Rosette plants need winter protection from rain with a pane of glass or cloches; cushion plants are particularly susceptible and fallen leaves, which cause rotting, should be removed from the rock garden. Watering is rarely needed.
When restoring a rock garden, decide early what you want to keep and what you want to remove. It is easier to start with a clear area, but sometimes leaving an established tree or shrub in place can lend a sense of history and stop everything from looking too new. Remove roots, dig over the soil and add copious volumes of grit. Reposition and reset sunken stones and create planting bays, then use old planting lists if they are available, remembering that newer cultivars are often better performers.
Best alpine plants that are also good for a rock garden
Dianthus ‘Nyewoods Cream’
This compact, late spring-flowering alpine bears exquisitely perfumed, creamy-white blooms that turn blush pink before they fade. Ideal for the edge of raised beds or retaining walls. 7cm.
Saxifraga ‘Ailsa Ruth’
A prolific flowerer, with subtly arching stems, this plant is named for Kevock Garden Plants nursery’s founders David and Stella Rankin’s granddaughter. 40cm. RHS H4.
Forms a low mat covered with pink or white flowers, well suited to growing in narrow gaps between plants or in a stone wall. 10cm. AGM. RHS H6.
Helianthemum x sulphureum ‘Cupreum’
With bright-orange flowers, this alpine plant is at its happiest in a sun-baked position in a rock garden, or at the front of a raised bed. 20cm. RHS H4.
Saxifraga ‘Kath’s Delight’
Named for the exceptional alpine grower Kath Dryden, it forms a wonderful silvery mound with cascades of white flowers. Grown en masse, they create a beautiful, ethereal waterfall. 20cm. RHS H4.
Lewisia Brynhyfryd hybrids pink-flowered
A pink-flowered selection from a hybrid group with flowers in shades that range from coral, through violet pink and magenta, to pale lemon and white, these drought-tolerant evergreens need protection from winter wet. So bear in mind if using for your rock garden. 20cm. RHS H4.
Sempervivum ‘Kramer’s Spinrad’
A tiny succulent with green, red-tipped leaves that are covered in spidery webs and form neat clumps of rosettes that looks great in any rock garden. 5cm. RHS H5.
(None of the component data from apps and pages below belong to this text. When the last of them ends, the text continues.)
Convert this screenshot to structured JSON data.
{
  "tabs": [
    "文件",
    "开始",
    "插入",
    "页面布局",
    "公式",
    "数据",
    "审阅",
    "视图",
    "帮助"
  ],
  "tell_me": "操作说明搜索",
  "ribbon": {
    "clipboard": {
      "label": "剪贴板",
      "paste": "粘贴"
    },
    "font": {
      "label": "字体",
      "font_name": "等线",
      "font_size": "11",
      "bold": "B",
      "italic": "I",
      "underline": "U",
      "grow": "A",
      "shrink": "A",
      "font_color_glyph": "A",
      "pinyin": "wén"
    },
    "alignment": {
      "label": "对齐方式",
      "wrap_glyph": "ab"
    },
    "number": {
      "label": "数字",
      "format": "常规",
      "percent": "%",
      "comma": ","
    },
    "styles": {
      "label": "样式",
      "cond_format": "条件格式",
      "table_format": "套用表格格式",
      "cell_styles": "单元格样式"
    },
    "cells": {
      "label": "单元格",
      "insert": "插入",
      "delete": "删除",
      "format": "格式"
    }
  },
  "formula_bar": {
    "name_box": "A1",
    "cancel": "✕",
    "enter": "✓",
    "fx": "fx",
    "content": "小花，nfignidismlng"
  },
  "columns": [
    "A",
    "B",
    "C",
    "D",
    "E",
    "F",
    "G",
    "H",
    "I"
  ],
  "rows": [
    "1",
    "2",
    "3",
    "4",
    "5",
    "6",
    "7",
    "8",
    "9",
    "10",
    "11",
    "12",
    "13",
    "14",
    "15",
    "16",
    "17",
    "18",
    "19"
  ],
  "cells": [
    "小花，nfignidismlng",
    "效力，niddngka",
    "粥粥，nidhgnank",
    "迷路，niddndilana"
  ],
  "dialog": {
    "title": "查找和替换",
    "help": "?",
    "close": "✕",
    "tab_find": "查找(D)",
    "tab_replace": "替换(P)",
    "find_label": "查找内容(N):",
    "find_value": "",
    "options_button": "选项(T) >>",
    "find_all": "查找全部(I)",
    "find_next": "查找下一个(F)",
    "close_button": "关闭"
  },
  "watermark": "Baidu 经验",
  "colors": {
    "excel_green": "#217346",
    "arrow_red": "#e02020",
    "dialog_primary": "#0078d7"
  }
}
Oxalis ‘Ione Hecker’
Its beautiful foliage is a perfect foil for the inky throated flowers that close when the sun goes down. 5cm. AGM. RHS H4.